(Entries from a dataset of interfaces)
-.-.-
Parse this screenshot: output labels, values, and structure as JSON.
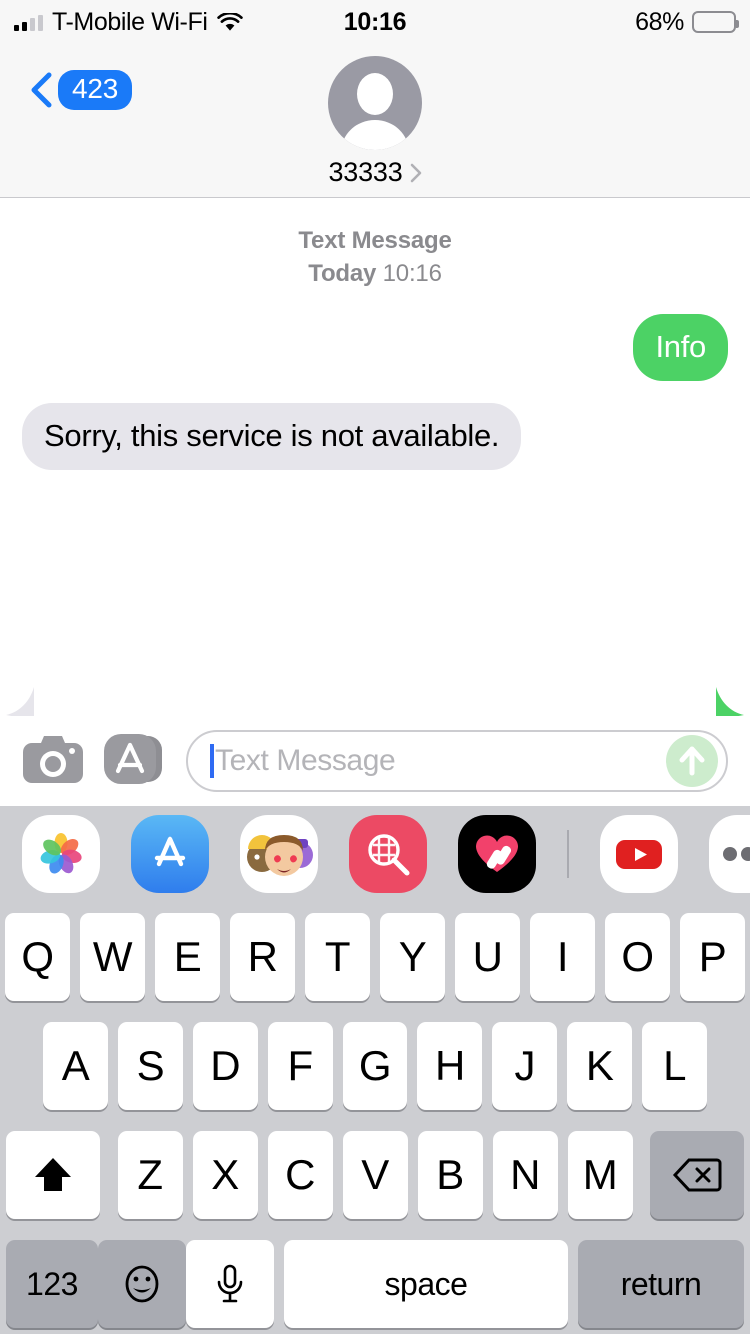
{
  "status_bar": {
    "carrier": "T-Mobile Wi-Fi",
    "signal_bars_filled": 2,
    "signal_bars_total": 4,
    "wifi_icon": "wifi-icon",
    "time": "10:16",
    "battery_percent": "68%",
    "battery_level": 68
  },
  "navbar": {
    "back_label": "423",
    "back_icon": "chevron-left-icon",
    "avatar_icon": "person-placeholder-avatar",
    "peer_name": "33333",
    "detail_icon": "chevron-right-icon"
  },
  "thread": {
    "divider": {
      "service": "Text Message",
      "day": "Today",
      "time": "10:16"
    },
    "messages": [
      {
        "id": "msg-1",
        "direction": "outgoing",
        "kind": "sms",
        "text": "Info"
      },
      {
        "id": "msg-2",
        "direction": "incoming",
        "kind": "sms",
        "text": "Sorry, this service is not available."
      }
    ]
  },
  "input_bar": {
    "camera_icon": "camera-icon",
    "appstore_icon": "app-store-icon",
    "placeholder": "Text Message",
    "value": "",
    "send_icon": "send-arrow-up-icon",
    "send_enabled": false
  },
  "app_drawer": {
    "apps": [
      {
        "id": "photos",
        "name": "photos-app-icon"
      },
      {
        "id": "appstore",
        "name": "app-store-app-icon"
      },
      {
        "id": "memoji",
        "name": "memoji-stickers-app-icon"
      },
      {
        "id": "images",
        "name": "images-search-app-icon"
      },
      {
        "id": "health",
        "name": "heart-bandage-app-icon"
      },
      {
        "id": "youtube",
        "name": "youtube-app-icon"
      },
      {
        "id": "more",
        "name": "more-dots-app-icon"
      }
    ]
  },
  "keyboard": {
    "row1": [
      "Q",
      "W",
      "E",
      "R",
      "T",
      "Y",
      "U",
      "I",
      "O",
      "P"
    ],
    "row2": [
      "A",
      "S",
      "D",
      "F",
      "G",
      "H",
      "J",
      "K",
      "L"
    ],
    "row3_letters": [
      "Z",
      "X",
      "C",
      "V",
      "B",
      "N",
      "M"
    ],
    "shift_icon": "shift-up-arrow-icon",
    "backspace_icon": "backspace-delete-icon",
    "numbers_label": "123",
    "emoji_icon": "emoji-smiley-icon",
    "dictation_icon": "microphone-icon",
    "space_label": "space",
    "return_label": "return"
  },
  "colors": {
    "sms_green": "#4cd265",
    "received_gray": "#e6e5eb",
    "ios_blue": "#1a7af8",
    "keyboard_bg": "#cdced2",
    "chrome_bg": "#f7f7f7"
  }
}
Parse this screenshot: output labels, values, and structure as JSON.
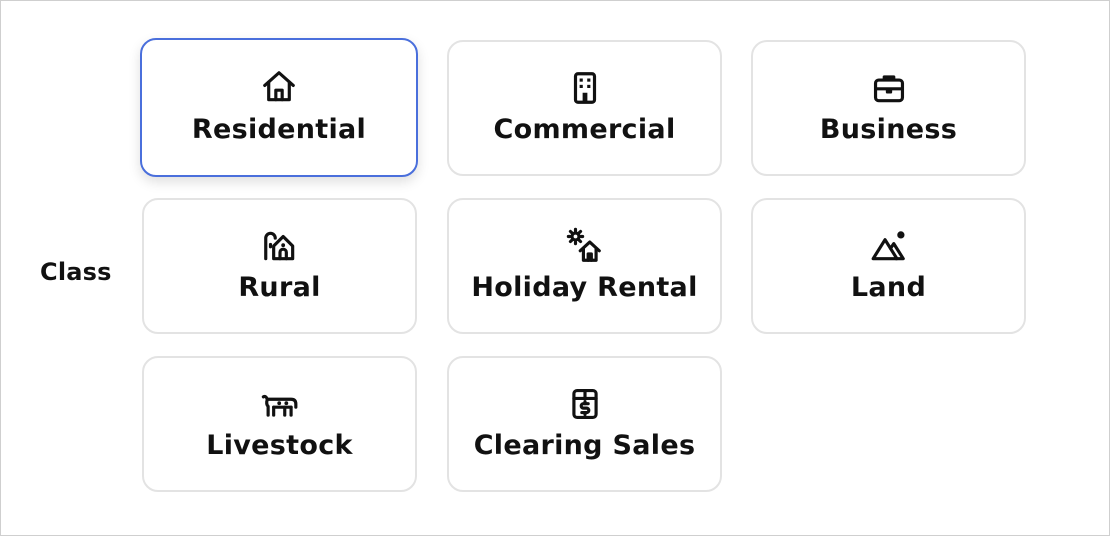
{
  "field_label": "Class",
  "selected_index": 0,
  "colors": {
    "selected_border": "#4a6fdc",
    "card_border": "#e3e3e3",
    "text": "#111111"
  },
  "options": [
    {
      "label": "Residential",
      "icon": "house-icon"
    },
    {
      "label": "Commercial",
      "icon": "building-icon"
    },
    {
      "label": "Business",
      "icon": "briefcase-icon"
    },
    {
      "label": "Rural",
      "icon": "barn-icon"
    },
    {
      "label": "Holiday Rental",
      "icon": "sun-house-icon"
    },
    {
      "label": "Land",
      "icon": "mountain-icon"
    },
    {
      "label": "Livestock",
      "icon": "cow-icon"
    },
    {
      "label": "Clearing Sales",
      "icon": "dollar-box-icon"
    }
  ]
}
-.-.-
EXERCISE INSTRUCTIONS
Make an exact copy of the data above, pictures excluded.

WRITTEN SOLUTION
Parse this screenshot: output labels, values, and structure as JSON.
{
  "status_bar": {
    "carrier": "T-Mobile Wi-Fi",
    "signal_bars_filled": 2,
    "signal_bars_total": 4,
    "wifi_icon": "wifi-icon",
    "time": "10:16",
    "battery_percent": "68%",
    "battery_level": 68
  },
  "navbar": {
    "back_label": "423",
    "back_icon": "chevron-left-icon",
    "avatar_icon": "person-placeholder-avatar",
    "peer_name": "33333",
    "detail_icon": "chevron-right-icon"
  },
  "thread": {
    "divider": {
      "service": "Text Message",
      "day": "Today",
      "time": "10:16"
    },
    "messages": [
      {
        "id": "msg-1",
        "direction": "outgoing",
        "kind": "sms",
        "text": "Info"
      },
      {
        "id": "msg-2",
        "direction": "incoming",
        "kind": "sms",
        "text": "Sorry, this service is not available."
      }
    ]
  },
  "input_bar": {
    "camera_icon": "camera-icon",
    "appstore_icon": "app-store-icon",
    "placeholder": "Text Message",
    "value": "",
    "send_icon": "send-arrow-up-icon",
    "send_enabled": false
  },
  "app_drawer": {
    "apps": [
      {
        "id": "photos",
        "name": "photos-app-icon"
      },
      {
        "id": "appstore",
        "name": "app-store-app-icon"
      },
      {
        "id": "memoji",
        "name": "memoji-stickers-app-icon"
      },
      {
        "id": "images",
        "name": "images-search-app-icon"
      },
      {
        "id": "health",
        "name": "heart-bandage-app-icon"
      },
      {
        "id": "youtube",
        "name": "youtube-app-icon"
      },
      {
        "id": "more",
        "name": "more-dots-app-icon"
      }
    ]
  },
  "keyboard": {
    "row1": [
      "Q",
      "W",
      "E",
      "R",
      "T",
      "Y",
      "U",
      "I",
      "O",
      "P"
    ],
    "row2": [
      "A",
      "S",
      "D",
      "F",
      "G",
      "H",
      "J",
      "K",
      "L"
    ],
    "row3_letters": [
      "Z",
      "X",
      "C",
      "V",
      "B",
      "N",
      "M"
    ],
    "shift_icon": "shift-up-arrow-icon",
    "backspace_icon": "backspace-delete-icon",
    "numbers_label": "123",
    "emoji_icon": "emoji-smiley-icon",
    "dictation_icon": "microphone-icon",
    "space_label": "space",
    "return_label": "return"
  },
  "colors": {
    "sms_green": "#4cd265",
    "received_gray": "#e6e5eb",
    "ios_blue": "#1a7af8",
    "keyboard_bg": "#cdced2",
    "chrome_bg": "#f7f7f7"
  }
}
Parse this screenshot: output labels, values, and structure as JSON.
{
  "field_label": "Class",
  "selected_index": 0,
  "colors": {
    "selected_border": "#4a6fdc",
    "card_border": "#e3e3e3",
    "text": "#111111"
  },
  "options": [
    {
      "label": "Residential",
      "icon": "house-icon"
    },
    {
      "label": "Commercial",
      "icon": "building-icon"
    },
    {
      "label": "Business",
      "icon": "briefcase-icon"
    },
    {
      "label": "Rural",
      "icon": "barn-icon"
    },
    {
      "label": "Holiday Rental",
      "icon": "sun-house-icon"
    },
    {
      "label": "Land",
      "icon": "mountain-icon"
    },
    {
      "label": "Livestock",
      "icon": "cow-icon"
    },
    {
      "label": "Clearing Sales",
      "icon": "dollar-box-icon"
    }
  ]
}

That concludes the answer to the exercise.